= Beginning of Section =

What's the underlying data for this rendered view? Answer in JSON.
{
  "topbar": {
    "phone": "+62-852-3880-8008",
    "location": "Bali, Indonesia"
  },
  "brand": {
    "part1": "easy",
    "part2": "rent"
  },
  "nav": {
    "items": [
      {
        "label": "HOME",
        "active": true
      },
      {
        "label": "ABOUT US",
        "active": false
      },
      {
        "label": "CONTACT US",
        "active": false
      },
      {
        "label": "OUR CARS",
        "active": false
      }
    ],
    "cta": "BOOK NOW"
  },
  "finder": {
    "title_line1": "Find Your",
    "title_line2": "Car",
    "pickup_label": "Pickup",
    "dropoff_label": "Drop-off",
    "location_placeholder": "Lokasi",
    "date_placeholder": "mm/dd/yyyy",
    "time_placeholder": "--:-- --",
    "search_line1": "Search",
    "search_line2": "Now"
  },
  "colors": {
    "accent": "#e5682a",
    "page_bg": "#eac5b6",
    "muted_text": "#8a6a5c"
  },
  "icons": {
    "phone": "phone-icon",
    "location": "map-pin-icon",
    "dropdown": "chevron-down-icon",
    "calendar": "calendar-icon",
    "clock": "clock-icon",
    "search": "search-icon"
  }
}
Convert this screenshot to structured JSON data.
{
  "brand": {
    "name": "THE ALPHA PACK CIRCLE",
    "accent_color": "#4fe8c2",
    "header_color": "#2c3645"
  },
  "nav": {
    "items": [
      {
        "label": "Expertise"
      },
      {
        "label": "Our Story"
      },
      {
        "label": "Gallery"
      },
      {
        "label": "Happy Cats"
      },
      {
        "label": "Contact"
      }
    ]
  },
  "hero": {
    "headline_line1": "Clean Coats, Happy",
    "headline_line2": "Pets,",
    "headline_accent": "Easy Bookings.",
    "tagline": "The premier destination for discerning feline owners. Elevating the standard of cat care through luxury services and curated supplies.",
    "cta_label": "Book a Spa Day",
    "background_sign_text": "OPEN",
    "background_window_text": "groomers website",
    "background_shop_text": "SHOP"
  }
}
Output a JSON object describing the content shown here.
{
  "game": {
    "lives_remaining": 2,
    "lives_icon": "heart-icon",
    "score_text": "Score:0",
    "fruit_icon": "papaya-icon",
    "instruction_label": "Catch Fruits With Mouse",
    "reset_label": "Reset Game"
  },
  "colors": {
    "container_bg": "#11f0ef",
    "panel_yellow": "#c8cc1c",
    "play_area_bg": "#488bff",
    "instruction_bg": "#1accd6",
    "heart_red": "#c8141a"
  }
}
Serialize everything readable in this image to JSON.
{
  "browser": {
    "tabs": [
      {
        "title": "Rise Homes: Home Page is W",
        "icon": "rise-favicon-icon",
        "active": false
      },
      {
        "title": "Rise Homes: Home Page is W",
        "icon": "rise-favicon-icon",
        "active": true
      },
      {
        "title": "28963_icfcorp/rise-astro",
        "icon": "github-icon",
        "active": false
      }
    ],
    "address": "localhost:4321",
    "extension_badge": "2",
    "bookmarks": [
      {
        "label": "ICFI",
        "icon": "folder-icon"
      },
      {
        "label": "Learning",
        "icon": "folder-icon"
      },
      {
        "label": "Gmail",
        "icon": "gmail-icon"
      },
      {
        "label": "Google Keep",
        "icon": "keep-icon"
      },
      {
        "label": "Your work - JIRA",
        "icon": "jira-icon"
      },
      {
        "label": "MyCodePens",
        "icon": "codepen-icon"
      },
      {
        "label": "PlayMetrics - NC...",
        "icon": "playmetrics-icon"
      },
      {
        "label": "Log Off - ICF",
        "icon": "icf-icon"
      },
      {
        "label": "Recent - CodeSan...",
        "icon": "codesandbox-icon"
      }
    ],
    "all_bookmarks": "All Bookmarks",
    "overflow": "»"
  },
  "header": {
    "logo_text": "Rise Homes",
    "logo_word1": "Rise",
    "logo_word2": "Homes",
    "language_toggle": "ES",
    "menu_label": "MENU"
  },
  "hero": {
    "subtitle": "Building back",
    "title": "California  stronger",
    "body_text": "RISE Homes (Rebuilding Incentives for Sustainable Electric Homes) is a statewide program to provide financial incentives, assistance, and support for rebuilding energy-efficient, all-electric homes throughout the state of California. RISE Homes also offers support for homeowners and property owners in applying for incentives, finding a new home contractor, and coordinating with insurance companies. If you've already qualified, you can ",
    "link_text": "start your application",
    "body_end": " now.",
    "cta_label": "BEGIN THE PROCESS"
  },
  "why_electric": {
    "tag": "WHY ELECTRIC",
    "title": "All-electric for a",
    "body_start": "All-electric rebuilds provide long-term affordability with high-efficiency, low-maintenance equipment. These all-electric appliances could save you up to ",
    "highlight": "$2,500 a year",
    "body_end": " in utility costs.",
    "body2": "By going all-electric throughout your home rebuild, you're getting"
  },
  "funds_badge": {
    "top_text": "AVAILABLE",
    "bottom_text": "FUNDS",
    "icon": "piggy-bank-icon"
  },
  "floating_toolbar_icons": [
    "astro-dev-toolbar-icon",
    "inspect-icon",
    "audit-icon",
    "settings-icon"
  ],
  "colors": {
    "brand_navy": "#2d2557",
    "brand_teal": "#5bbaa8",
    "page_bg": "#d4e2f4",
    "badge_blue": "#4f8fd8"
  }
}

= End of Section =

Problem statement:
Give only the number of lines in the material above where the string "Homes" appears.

Output:
5